Work required: Can the data below be echoed back word for word?

BEGIN Information

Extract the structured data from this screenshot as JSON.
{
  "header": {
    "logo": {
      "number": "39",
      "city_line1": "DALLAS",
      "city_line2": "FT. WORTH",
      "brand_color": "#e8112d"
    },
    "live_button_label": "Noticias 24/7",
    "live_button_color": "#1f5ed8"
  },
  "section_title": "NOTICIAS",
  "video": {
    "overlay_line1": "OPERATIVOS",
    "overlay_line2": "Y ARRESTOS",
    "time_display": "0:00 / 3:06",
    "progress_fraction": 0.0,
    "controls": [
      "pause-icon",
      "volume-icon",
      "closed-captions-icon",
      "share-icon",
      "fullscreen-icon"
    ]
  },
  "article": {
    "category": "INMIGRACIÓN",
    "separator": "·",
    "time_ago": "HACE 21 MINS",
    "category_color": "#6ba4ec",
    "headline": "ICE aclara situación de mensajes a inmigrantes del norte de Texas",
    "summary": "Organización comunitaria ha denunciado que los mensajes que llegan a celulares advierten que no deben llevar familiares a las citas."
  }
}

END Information

Solution to the problem:
Extract the structured data from this screenshot as JSON.
{
  "header": {
    "logo": {
      "number": "39",
      "city_line1": "DALLAS",
      "city_line2": "FT. WORTH",
      "brand_color": "#e8112d"
    },
    "live_button_label": "Noticias 24/7",
    "live_button_color": "#1f5ed8"
  },
  "section_title": "NOTICIAS",
  "video": {
    "overlay_line1": "OPERATIVOS",
    "overlay_line2": "Y ARRESTOS",
    "time_display": "0:00 / 3:06",
    "progress_fraction": 0.0,
    "controls": [
      "pause-icon",
      "volume-icon",
      "closed-captions-icon",
      "share-icon",
      "fullscreen-icon"
    ]
  },
  "article": {
    "category": "INMIGRACIÓN",
    "separator": "·",
    "time_ago": "HACE 21 MINS",
    "category_color": "#6ba4ec",
    "headline": "ICE aclara situación de mensajes a inmigrantes del norte de Texas",
    "summary": "Organización comunitaria ha denunciado que los mensajes que llegan a celulares advierten que no deben llevar familiares a las citas."
  }
}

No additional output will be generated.